Exercise details —
Work out how many lines of the records hold the string "name", and reply with that number alone.

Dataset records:

□ □ □ □ □ □ □

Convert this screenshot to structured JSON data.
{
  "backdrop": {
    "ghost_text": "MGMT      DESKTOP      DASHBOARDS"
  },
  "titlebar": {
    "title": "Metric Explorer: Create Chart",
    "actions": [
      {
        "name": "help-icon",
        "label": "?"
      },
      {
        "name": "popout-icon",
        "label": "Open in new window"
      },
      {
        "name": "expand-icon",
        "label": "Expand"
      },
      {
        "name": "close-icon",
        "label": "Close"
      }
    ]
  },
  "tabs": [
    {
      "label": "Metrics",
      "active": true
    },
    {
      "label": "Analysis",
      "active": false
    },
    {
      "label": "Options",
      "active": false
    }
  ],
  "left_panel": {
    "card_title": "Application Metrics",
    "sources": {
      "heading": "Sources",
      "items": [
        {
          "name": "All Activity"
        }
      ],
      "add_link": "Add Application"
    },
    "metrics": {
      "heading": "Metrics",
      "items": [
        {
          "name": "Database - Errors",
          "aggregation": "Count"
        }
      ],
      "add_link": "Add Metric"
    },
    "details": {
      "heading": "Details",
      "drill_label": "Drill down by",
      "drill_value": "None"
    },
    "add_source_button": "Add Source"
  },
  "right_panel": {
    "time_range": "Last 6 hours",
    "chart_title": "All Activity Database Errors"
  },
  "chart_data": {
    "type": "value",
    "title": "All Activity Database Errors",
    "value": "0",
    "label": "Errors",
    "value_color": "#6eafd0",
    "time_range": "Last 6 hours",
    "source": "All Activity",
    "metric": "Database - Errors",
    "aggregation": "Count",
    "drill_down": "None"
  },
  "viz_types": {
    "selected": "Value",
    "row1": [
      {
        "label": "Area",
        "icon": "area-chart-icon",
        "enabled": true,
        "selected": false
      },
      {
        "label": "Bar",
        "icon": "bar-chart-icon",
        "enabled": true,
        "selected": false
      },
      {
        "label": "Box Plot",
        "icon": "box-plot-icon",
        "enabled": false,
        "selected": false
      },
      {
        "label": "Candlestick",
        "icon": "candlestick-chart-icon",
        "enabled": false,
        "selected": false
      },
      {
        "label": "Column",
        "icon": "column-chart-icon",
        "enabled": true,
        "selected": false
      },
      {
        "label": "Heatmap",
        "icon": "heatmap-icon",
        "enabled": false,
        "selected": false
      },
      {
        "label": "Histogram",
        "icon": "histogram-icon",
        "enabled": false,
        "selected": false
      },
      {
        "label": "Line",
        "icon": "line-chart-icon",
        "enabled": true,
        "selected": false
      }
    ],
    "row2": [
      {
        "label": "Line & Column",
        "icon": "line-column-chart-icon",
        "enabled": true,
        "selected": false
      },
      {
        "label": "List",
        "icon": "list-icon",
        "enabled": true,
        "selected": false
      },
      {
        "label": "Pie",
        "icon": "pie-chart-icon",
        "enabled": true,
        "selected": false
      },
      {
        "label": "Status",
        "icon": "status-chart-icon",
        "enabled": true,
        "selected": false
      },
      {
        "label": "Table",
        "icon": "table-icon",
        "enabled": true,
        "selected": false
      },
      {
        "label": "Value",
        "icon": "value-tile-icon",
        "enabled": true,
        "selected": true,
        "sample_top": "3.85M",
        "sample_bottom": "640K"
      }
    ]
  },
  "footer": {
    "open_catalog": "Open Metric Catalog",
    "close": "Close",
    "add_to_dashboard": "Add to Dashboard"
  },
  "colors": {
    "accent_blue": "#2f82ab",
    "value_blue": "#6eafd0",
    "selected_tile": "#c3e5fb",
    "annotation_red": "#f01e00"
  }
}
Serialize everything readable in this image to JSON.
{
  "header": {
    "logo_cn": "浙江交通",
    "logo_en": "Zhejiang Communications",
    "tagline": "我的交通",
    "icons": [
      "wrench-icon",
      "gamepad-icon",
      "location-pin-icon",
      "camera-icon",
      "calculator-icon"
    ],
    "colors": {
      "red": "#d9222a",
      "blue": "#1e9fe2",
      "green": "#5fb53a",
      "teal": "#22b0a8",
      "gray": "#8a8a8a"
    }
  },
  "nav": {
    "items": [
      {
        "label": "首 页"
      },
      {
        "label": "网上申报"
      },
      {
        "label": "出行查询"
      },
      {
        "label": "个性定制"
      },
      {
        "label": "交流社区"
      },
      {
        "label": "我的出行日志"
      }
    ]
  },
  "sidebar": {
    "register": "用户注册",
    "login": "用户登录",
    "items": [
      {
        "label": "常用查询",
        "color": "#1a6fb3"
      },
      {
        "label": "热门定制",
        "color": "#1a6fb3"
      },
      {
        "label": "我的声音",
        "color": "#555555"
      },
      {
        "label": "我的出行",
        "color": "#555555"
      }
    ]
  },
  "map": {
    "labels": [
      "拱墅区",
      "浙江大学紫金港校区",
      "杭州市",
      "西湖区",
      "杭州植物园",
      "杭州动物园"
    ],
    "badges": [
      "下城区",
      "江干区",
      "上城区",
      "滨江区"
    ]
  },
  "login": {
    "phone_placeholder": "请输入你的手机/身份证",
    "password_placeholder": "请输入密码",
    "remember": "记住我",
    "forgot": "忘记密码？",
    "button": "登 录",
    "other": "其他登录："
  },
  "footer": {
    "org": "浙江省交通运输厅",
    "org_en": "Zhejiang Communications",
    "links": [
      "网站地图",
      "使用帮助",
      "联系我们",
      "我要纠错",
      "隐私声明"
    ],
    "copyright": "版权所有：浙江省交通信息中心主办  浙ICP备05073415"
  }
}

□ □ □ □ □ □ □

Exercise solution —
6